▶ _Problem statement_: Print the records again, matching each line exactly.

▶ _Records for this task_:
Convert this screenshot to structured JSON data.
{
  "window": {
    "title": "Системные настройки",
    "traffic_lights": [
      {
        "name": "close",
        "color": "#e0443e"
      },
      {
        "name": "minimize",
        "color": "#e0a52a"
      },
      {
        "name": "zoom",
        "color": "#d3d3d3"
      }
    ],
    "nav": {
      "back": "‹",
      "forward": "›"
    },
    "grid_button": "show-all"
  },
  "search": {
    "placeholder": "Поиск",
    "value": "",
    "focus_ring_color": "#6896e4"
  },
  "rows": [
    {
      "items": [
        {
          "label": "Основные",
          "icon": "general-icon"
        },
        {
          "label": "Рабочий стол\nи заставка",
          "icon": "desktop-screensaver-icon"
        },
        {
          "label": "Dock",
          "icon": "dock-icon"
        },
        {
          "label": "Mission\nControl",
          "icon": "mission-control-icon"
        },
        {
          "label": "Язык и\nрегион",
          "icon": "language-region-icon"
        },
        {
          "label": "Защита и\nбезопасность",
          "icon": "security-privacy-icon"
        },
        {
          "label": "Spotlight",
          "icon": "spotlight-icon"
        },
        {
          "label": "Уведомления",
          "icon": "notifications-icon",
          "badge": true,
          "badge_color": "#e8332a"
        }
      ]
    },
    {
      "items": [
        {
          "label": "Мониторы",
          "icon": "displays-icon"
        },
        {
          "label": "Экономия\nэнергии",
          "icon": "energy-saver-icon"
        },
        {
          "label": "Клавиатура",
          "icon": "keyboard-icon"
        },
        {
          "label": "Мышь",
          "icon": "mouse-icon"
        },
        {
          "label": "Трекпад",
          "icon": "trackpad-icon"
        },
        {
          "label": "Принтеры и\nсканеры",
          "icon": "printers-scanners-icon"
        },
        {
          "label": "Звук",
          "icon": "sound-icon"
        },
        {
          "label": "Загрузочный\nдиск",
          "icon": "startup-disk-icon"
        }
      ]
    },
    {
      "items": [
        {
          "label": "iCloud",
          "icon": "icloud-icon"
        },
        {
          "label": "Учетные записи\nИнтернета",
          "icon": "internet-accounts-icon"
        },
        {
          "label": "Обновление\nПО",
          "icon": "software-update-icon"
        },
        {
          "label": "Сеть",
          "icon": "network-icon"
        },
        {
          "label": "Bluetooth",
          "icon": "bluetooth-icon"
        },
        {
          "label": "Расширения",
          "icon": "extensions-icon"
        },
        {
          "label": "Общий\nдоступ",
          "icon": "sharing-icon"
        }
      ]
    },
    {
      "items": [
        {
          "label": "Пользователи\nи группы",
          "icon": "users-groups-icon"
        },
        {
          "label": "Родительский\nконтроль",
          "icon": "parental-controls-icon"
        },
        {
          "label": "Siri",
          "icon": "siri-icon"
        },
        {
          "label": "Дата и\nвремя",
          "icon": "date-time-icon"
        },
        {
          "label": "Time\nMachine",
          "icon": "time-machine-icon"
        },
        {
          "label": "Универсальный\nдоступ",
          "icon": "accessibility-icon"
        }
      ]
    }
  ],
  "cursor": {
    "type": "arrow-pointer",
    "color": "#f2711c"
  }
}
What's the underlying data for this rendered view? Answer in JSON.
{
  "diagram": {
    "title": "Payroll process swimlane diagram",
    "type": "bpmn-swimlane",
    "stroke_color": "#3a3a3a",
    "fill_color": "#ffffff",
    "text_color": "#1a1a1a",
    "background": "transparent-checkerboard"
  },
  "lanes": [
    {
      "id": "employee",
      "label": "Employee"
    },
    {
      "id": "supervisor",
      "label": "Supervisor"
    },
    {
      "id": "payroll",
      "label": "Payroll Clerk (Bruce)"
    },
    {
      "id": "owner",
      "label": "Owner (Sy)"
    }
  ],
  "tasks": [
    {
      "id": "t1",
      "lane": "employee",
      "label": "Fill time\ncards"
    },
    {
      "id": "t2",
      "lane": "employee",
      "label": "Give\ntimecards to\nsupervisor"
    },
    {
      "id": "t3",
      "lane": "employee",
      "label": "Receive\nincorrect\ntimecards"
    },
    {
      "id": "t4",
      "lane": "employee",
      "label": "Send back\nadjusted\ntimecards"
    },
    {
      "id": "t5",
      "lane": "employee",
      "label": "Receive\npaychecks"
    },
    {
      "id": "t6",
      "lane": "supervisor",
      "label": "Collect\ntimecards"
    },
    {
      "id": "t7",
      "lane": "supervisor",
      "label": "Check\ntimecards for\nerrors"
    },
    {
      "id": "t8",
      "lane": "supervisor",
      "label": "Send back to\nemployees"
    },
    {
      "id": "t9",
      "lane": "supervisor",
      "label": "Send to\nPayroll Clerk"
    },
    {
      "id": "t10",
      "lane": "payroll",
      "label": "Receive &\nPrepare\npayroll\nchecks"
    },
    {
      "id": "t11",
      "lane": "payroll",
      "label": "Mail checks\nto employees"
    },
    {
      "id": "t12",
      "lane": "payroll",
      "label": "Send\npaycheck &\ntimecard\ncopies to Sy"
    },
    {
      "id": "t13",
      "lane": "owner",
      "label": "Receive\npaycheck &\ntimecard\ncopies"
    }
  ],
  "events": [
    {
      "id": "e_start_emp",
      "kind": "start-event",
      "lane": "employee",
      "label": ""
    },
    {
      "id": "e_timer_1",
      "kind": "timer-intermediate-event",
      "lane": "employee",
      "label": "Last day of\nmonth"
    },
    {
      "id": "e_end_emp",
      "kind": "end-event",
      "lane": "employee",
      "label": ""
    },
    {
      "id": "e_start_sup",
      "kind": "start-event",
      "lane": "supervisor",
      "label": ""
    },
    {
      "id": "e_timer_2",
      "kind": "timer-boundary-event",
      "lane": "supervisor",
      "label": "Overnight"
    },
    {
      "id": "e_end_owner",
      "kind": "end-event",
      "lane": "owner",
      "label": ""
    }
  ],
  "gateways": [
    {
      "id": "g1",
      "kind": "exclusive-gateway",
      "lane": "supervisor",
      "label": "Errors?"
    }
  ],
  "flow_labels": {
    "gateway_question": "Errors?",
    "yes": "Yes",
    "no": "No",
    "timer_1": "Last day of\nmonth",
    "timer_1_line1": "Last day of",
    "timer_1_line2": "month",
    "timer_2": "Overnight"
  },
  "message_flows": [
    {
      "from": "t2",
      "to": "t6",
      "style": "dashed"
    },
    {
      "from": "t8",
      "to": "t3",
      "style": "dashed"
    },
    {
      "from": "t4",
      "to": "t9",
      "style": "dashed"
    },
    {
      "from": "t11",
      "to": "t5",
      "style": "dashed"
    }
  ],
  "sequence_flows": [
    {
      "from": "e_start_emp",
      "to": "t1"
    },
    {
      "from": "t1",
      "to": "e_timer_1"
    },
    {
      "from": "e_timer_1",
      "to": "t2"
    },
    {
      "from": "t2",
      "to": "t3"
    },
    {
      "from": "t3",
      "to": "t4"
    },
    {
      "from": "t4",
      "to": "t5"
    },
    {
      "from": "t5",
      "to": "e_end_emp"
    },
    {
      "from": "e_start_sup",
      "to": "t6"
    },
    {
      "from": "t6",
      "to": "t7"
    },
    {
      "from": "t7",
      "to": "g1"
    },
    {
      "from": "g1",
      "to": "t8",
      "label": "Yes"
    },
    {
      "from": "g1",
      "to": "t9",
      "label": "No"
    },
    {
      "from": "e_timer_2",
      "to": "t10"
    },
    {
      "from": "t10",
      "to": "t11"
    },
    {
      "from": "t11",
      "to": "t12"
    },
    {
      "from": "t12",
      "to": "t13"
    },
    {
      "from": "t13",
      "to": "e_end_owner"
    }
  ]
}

▶ _Reply_:
Convert this screenshot to structured JSON data.
{
  "window": {
    "title": "Системные настройки",
    "traffic_lights": [
      {
        "name": "close",
        "color": "#e0443e"
      },
      {
        "name": "minimize",
        "color": "#e0a52a"
      },
      {
        "name": "zoom",
        "color": "#d3d3d3"
      }
    ],
    "nav": {
      "back": "‹",
      "forward": "›"
    },
    "grid_button": "show-all"
  },
  "search": {
    "placeholder": "Поиск",
    "value": "",
    "focus_ring_color": "#6896e4"
  },
  "rows": [
    {
      "items": [
        {
          "label": "Основные",
          "icon": "general-icon"
        },
        {
          "label": "Рабочий стол\nи заставка",
          "icon": "desktop-screensaver-icon"
        },
        {
          "label": "Dock",
          "icon": "dock-icon"
        },
        {
          "label": "Mission\nControl",
          "icon": "mission-control-icon"
        },
        {
          "label": "Язык и\nрегион",
          "icon": "language-region-icon"
        },
        {
          "label": "Защита и\nбезопасность",
          "icon": "security-privacy-icon"
        },
        {
          "label": "Spotlight",
          "icon": "spotlight-icon"
        },
        {
          "label": "Уведомления",
          "icon": "notifications-icon",
          "badge": true,
          "badge_color": "#e8332a"
        }
      ]
    },
    {
      "items": [
        {
          "label": "Мониторы",
          "icon": "displays-icon"
        },
        {
          "label": "Экономия\nэнергии",
          "icon": "energy-saver-icon"
        },
        {
          "label": "Клавиатура",
          "icon": "keyboard-icon"
        },
        {
          "label": "Мышь",
          "icon": "mouse-icon"
        },
        {
          "label": "Трекпад",
          "icon": "trackpad-icon"
        },
        {
          "label": "Принтеры и\nсканеры",
          "icon": "printers-scanners-icon"
        },
        {
          "label": "Звук",
          "icon": "sound-icon"
        },
        {
          "label": "Загрузочный\nдиск",
          "icon": "startup-disk-icon"
        }
      ]
    },
    {
      "items": [
        {
          "label": "iCloud",
          "icon": "icloud-icon"
        },
        {
          "label": "Учетные записи\nИнтернета",
          "icon": "internet-accounts-icon"
        },
        {
          "label": "Обновление\nПО",
          "icon": "software-update-icon"
        },
        {
          "label": "Сеть",
          "icon": "network-icon"
        },
        {
          "label": "Bluetooth",
          "icon": "bluetooth-icon"
        },
        {
          "label": "Расширения",
          "icon": "extensions-icon"
        },
        {
          "label": "Общий\nдоступ",
          "icon": "sharing-icon"
        }
      ]
    },
    {
      "items": [
        {
          "label": "Пользователи\nи группы",
          "icon": "users-groups-icon"
        },
        {
          "label": "Родительский\nконтроль",
          "icon": "parental-controls-icon"
        },
        {
          "label": "Siri",
          "icon": "siri-icon"
        },
        {
          "label": "Дата и\nвремя",
          "icon": "date-time-icon"
        },
        {
          "label": "Time\nMachine",
          "icon": "time-machine-icon"
        },
        {
          "label": "Универсальный\nдоступ",
          "icon": "accessibility-icon"
        }
      ]
    }
  ],
  "cursor": {
    "type": "arrow-pointer",
    "color": "#f2711c"
  }
}
What's the underlying data for this rendered view? Answer in JSON.
{
  "diagram": {
    "title": "Payroll process swimlane diagram",
    "type": "bpmn-swimlane",
    "stroke_color": "#3a3a3a",
    "fill_color": "#ffffff",
    "text_color": "#1a1a1a",
    "background": "transparent-checkerboard"
  },
  "lanes": [
    {
      "id": "employee",
      "label": "Employee"
    },
    {
      "id": "supervisor",
      "label": "Supervisor"
    },
    {
      "id": "payroll",
      "label": "Payroll Clerk (Bruce)"
    },
    {
      "id": "owner",
      "label": "Owner (Sy)"
    }
  ],
  "tasks": [
    {
      "id": "t1",
      "lane": "employee",
      "label": "Fill time\ncards"
    },
    {
      "id": "t2",
      "lane": "employee",
      "label": "Give\ntimecards to\nsupervisor"
    },
    {
      "id": "t3",
      "lane": "employee",
      "label": "Receive\nincorrect\ntimecards"
    },
    {
      "id": "t4",
      "lane": "employee",
      "label": "Send back\nadjusted\ntimecards"
    },
    {
      "id": "t5",
      "lane": "employee",
      "label": "Receive\npaychecks"
    },
    {
      "id": "t6",
      "lane": "supervisor",
      "label": "Collect\ntimecards"
    },
    {
      "id": "t7",
      "lane": "supervisor",
      "label": "Check\ntimecards for\nerrors"
    },
    {
      "id": "t8",
      "lane": "supervisor",
      "label": "Send back to\nemployees"
    },
    {
      "id": "t9",
      "lane": "supervisor",
      "label": "Send to\nPayroll Clerk"
    },
    {
      "id": "t10",
      "lane": "payroll",
      "label": "Receive &\nPrepare\npayroll\nchecks"
    },
    {
      "id": "t11",
      "lane": "payroll",
      "label": "Mail checks\nto employees"
    },
    {
      "id": "t12",
      "lane": "payroll",
      "label": "Send\npaycheck &\ntimecard\ncopies to Sy"
    },
    {
      "id": "t13",
      "lane": "owner",
      "label": "Receive\npaycheck &\ntimecard\ncopies"
    }
  ],
  "events": [
    {
      "id": "e_start_emp",
      "kind": "start-event",
      "lane": "employee",
      "label": ""
    },
    {
      "id": "e_timer_1",
      "kind": "timer-intermediate-event",
      "lane": "employee",
      "label": "Last day of\nmonth"
    },
    {
      "id": "e_end_emp",
      "kind": "end-event",
      "lane": "employee",
      "label": ""
    },
    {
      "id": "e_start_sup",
      "kind": "start-event",
      "lane": "supervisor",
      "label": ""
    },
    {
      "id": "e_timer_2",
      "kind": "timer-boundary-event",
      "lane": "supervisor",
      "label": "Overnight"
    },
    {
      "id": "e_end_owner",
      "kind": "end-event",
      "lane": "owner",
      "label": ""
    }
  ],
  "gateways": [
    {
      "id": "g1",
      "kind": "exclusive-gateway",
      "lane": "supervisor",
      "label": "Errors?"
    }
  ],
  "flow_labels": {
    "gateway_question": "Errors?",
    "yes": "Yes",
    "no": "No",
    "timer_1": "Last day of\nmonth",
    "timer_1_line1": "Last day of",
    "timer_1_line2": "month",
    "timer_2": "Overnight"
  },
  "message_flows": [
    {
      "from": "t2",
      "to": "t6",
      "style": "dashed"
    },
    {
      "from": "t8",
      "to": "t3",
      "style": "dashed"
    },
    {
      "from": "t4",
      "to": "t9",
      "style": "dashed"
    },
    {
      "from": "t11",
      "to": "t5",
      "style": "dashed"
    }
  ],
  "sequence_flows": [
    {
      "from": "e_start_emp",
      "to": "t1"
    },
    {
      "from": "t1",
      "to": "e_timer_1"
    },
    {
      "from": "e_timer_1",
      "to": "t2"
    },
    {
      "from": "t2",
      "to": "t3"
    },
    {
      "from": "t3",
      "to": "t4"
    },
    {
      "from": "t4",
      "to": "t5"
    },
    {
      "from": "t5",
      "to": "e_end_emp"
    },
    {
      "from": "e_start_sup",
      "to": "t6"
    },
    {
      "from": "t6",
      "to": "t7"
    },
    {
      "from": "t7",
      "to": "g1"
    },
    {
      "from": "g1",
      "to": "t8",
      "label": "Yes"
    },
    {
      "from": "g1",
      "to": "t9",
      "label": "No"
    },
    {
      "from": "e_timer_2",
      "to": "t10"
    },
    {
      "from": "t10",
      "to": "t11"
    },
    {
      "from": "t11",
      "to": "t12"
    },
    {
      "from": "t12",
      "to": "t13"
    },
    {
      "from": "t13",
      "to": "e_end_owner"
    }
  ]
}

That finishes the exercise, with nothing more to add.